> [RECORD EXCERPTS]:
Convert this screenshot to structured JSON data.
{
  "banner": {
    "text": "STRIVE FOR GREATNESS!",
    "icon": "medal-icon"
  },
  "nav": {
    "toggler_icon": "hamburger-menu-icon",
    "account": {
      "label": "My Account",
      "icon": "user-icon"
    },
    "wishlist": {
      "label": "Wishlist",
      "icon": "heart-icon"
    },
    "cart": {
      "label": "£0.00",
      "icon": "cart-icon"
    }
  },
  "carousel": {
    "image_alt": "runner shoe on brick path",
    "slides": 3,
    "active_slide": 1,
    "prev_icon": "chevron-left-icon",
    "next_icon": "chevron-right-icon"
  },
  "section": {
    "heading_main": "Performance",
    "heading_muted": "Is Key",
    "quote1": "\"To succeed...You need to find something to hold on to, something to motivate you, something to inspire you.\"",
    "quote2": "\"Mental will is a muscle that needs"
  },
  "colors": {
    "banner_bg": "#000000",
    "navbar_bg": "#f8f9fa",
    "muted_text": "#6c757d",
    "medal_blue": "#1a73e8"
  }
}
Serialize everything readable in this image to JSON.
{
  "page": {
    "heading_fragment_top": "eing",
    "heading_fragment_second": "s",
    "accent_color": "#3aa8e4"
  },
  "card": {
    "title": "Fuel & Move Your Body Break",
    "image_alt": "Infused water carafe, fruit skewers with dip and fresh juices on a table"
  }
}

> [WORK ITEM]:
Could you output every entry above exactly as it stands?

> [RESULT]:
Convert this screenshot to structured JSON data.
{
  "banner": {
    "text": "STRIVE FOR GREATNESS!",
    "icon": "medal-icon"
  },
  "nav": {
    "toggler_icon": "hamburger-menu-icon",
    "account": {
      "label": "My Account",
      "icon": "user-icon"
    },
    "wishlist": {
      "label": "Wishlist",
      "icon": "heart-icon"
    },
    "cart": {
      "label": "£0.00",
      "icon": "cart-icon"
    }
  },
  "carousel": {
    "image_alt": "runner shoe on brick path",
    "slides": 3,
    "active_slide": 1,
    "prev_icon": "chevron-left-icon",
    "next_icon": "chevron-right-icon"
  },
  "section": {
    "heading_main": "Performance",
    "heading_muted": "Is Key",
    "quote1": "\"To succeed...You need to find something to hold on to, something to motivate you, something to inspire you.\"",
    "quote2": "\"Mental will is a muscle that needs"
  },
  "colors": {
    "banner_bg": "#000000",
    "navbar_bg": "#f8f9fa",
    "muted_text": "#6c757d",
    "medal_blue": "#1a73e8"
  }
}
Serialize everything readable in this image to JSON.
{
  "page": {
    "heading_fragment_top": "eing",
    "heading_fragment_second": "s",
    "accent_color": "#3aa8e4"
  },
  "card": {
    "title": "Fuel & Move Your Body Break",
    "image_alt": "Infused water carafe, fruit skewers with dip and fresh juices on a table"
  }
}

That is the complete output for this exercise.